◆ **Exercise aim**:
Do any lines in the data below contain "grabber"? If so, copy every one of them.

◆ **Available data**:
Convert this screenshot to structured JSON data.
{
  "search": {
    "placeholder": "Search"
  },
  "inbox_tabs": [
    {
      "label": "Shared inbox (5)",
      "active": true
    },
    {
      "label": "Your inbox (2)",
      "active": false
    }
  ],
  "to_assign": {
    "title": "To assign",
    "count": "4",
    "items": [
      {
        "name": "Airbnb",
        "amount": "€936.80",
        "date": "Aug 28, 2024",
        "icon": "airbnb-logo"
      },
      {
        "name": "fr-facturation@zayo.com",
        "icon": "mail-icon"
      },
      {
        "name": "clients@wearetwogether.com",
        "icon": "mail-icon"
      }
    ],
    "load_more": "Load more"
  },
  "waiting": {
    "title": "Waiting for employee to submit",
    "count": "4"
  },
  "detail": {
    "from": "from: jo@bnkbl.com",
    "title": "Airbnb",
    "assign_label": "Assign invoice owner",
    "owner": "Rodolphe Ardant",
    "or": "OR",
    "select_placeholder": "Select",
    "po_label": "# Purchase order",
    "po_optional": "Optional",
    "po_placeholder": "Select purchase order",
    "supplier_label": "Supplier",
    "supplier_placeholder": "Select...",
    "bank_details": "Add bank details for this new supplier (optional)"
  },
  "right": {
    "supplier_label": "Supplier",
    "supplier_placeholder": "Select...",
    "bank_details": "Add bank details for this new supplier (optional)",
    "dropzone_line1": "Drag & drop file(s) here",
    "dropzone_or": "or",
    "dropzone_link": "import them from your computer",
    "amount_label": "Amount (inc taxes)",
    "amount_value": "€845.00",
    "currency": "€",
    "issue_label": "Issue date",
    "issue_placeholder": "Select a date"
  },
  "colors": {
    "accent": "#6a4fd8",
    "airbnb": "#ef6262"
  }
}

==

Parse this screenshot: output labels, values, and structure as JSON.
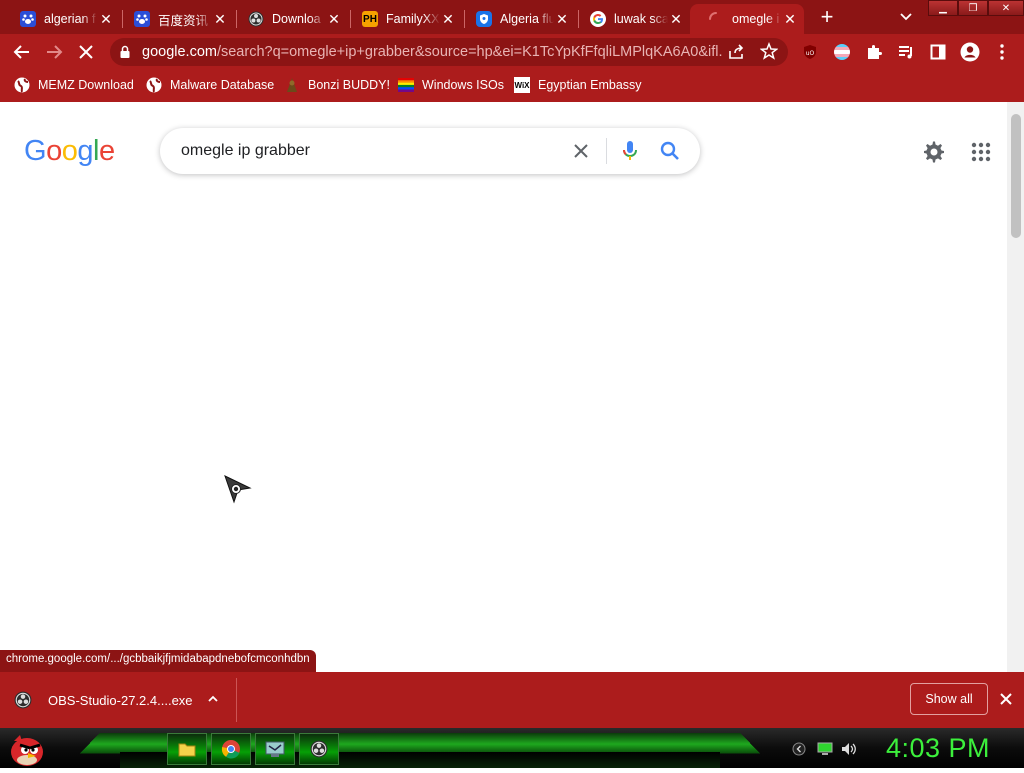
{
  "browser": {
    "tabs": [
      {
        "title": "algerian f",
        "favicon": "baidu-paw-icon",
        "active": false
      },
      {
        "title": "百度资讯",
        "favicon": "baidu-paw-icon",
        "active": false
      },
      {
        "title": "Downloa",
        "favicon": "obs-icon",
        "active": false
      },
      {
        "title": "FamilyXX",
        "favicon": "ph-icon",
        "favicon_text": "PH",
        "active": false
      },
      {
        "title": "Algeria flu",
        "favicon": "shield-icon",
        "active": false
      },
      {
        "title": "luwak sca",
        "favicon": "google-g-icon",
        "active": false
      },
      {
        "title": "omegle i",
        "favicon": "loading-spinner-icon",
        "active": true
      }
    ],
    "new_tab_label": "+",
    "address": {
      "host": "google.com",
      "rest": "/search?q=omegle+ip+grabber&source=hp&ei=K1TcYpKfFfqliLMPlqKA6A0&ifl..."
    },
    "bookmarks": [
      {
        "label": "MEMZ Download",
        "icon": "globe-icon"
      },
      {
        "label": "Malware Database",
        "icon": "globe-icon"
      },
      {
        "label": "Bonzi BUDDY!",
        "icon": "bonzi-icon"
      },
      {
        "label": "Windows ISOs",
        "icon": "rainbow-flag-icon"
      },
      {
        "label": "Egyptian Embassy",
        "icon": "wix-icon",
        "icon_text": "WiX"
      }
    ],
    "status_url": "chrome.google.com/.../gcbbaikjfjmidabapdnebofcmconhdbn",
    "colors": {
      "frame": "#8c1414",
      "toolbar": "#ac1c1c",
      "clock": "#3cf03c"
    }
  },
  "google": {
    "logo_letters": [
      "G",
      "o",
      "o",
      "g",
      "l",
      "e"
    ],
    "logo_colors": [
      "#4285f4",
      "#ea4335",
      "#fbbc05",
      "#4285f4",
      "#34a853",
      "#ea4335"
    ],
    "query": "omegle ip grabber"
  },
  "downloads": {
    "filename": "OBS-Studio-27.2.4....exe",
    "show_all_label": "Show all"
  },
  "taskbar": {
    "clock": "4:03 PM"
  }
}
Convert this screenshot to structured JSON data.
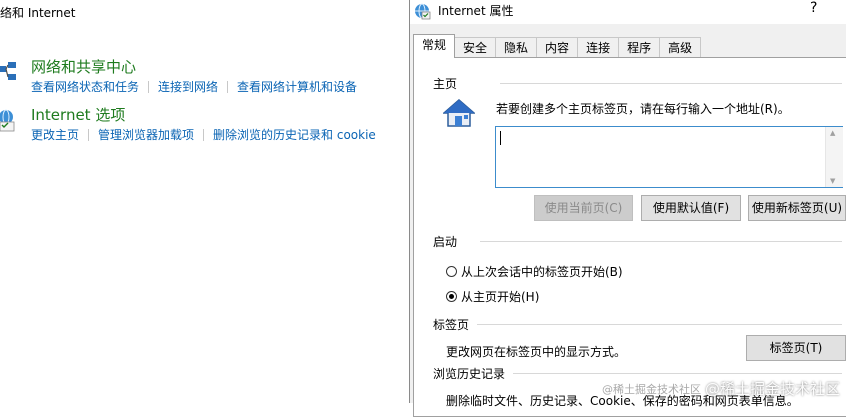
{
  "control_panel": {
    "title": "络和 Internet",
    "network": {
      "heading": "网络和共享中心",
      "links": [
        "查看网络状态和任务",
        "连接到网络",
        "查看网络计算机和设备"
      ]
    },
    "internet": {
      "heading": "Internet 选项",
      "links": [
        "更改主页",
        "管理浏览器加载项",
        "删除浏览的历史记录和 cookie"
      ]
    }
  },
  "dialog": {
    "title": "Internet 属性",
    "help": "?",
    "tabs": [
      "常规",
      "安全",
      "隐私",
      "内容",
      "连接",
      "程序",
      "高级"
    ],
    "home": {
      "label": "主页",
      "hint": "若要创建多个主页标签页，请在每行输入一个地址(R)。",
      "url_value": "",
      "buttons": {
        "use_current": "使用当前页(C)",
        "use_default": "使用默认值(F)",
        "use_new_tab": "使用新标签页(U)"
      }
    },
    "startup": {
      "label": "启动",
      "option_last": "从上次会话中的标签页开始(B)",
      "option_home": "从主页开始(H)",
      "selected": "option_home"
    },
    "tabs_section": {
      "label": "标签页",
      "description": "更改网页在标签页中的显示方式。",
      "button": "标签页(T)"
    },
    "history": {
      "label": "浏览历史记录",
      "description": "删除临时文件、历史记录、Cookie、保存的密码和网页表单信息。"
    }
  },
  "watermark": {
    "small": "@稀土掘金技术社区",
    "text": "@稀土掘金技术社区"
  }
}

◆ **Exercise result**:
      "rest": "/search?q=omegle+ip+grabber&source=hp&ei=K1TcYpKfFfqliLMPlqKA6A0&ifl..."
    "query": "omegle ip grabber"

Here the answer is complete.